_Work required_
Those lines of the records that contain "rating" are to be located and copied.

# # # # #

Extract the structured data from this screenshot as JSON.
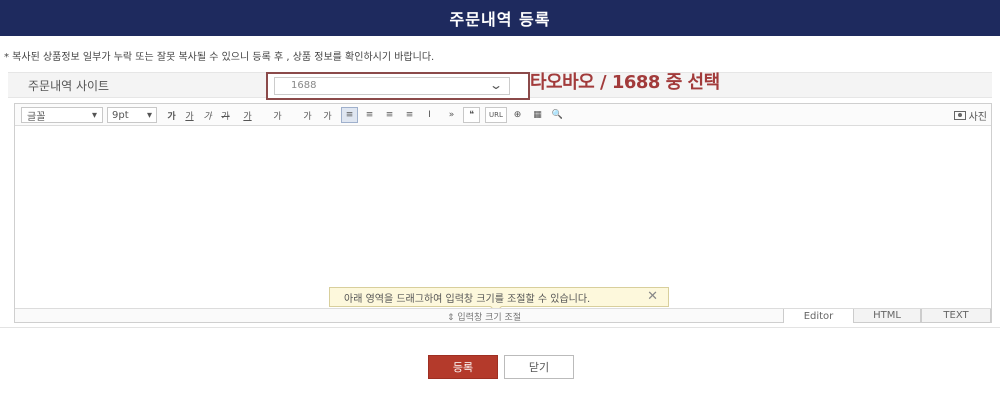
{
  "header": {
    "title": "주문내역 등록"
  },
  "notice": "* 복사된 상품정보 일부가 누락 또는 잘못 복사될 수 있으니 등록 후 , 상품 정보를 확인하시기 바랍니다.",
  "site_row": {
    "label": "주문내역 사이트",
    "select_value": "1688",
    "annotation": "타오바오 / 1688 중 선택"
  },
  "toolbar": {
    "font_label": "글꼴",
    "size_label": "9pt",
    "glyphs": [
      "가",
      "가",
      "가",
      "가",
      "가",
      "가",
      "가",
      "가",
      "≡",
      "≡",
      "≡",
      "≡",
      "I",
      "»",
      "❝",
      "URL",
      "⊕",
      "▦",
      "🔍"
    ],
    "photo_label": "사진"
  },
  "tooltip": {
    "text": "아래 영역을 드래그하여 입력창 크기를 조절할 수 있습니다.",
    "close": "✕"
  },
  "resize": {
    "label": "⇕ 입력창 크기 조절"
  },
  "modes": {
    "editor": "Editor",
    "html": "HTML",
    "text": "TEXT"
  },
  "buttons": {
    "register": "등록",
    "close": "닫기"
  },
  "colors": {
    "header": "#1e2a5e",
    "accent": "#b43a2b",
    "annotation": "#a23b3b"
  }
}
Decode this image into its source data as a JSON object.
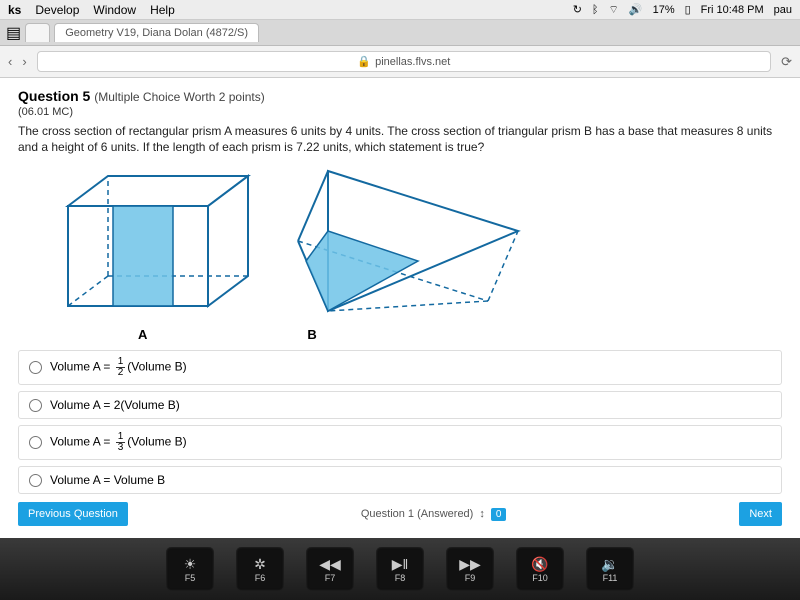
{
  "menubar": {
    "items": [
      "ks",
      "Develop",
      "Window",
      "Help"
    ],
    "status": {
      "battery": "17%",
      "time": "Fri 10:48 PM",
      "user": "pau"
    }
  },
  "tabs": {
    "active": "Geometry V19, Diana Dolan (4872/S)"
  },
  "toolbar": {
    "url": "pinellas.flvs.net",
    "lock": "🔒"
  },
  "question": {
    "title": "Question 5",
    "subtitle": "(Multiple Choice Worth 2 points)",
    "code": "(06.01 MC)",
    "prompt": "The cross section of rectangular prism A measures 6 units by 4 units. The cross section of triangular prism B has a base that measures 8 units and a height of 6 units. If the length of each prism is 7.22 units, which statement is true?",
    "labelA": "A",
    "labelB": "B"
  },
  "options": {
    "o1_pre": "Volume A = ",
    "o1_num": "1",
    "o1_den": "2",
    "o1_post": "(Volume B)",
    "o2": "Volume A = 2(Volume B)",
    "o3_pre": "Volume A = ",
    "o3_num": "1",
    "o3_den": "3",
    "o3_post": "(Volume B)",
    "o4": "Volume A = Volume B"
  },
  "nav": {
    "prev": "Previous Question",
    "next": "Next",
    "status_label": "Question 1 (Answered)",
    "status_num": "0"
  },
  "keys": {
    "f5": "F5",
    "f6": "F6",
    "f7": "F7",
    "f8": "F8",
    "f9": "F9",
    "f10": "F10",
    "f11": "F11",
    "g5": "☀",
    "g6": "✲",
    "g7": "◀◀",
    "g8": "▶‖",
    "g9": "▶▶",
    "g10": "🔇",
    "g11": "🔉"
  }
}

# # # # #

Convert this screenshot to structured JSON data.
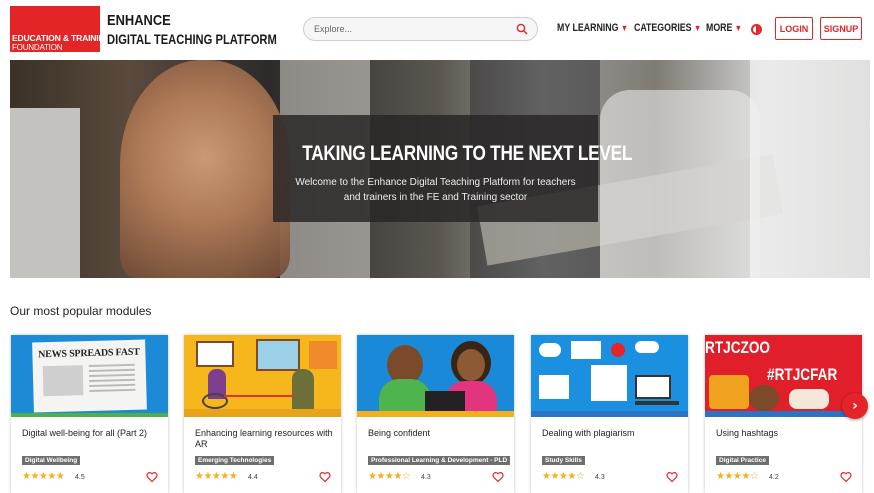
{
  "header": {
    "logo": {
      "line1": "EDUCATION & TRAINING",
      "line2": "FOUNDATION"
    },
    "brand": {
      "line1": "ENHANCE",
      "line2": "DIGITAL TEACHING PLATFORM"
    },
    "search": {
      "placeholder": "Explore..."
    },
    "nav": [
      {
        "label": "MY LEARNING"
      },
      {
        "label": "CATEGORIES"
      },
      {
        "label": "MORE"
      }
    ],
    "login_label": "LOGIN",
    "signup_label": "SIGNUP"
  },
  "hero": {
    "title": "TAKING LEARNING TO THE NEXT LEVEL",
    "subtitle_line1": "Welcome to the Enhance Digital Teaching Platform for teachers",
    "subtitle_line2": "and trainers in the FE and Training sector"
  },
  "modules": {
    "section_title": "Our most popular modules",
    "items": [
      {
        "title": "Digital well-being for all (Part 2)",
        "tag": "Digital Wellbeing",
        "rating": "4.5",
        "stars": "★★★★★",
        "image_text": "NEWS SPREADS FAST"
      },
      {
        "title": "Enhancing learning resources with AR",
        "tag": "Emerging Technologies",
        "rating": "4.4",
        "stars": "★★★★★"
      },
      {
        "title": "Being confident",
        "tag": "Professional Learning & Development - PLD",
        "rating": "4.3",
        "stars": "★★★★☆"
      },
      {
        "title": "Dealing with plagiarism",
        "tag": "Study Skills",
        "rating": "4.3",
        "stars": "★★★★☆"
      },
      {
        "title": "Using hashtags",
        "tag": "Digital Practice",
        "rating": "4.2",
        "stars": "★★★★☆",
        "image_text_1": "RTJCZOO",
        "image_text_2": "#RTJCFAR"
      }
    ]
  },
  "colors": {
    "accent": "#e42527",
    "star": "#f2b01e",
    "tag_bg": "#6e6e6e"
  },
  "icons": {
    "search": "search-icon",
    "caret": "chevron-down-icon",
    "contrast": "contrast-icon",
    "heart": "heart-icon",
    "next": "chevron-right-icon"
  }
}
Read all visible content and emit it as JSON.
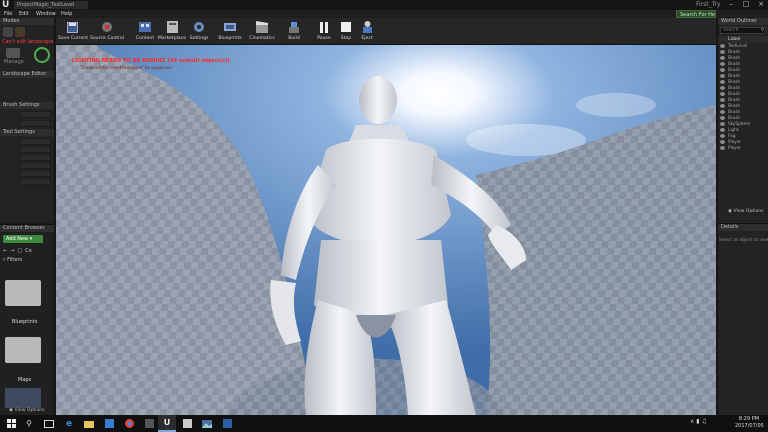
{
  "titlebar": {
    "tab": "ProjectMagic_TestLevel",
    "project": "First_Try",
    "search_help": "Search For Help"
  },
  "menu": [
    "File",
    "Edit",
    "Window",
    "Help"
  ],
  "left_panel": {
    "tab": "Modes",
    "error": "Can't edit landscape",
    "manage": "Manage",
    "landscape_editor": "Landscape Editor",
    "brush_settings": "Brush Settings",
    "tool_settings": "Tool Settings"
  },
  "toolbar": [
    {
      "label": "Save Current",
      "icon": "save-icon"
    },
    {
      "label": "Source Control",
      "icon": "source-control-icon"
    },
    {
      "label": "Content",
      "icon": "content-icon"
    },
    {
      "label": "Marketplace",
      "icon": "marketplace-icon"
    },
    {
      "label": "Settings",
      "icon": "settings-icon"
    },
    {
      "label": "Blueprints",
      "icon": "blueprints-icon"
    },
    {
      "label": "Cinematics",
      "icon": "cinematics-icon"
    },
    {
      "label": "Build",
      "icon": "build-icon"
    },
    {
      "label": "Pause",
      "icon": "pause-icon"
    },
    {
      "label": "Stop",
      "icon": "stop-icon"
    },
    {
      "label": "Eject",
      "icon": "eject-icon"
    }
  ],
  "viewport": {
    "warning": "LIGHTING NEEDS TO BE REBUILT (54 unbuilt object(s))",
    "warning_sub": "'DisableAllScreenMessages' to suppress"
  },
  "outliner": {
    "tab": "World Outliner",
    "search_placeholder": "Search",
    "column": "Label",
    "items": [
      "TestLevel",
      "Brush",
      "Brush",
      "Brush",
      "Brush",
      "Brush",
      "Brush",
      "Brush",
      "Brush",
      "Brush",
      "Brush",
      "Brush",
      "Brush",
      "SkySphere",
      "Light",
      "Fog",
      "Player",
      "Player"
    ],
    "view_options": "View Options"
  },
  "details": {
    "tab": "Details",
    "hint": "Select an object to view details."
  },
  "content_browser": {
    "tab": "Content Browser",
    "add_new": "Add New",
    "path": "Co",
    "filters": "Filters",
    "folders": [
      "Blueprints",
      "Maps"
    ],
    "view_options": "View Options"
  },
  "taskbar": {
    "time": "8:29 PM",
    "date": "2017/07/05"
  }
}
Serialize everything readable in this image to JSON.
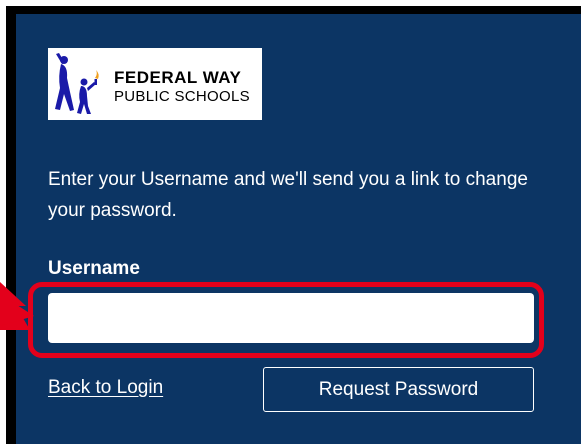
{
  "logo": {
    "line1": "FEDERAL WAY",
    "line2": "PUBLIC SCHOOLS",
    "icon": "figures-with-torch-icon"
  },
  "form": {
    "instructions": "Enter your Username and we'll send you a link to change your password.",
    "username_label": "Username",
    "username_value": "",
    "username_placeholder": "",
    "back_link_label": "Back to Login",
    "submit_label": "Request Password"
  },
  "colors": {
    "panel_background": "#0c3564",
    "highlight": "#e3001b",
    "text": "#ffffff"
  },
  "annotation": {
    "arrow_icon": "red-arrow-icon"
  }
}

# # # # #

_Answer to the problem_
        "rating": "4.5",
        "rating": "4.4",
        "rating": "4.3",
        "rating": "4.3",
        "rating": "4.2",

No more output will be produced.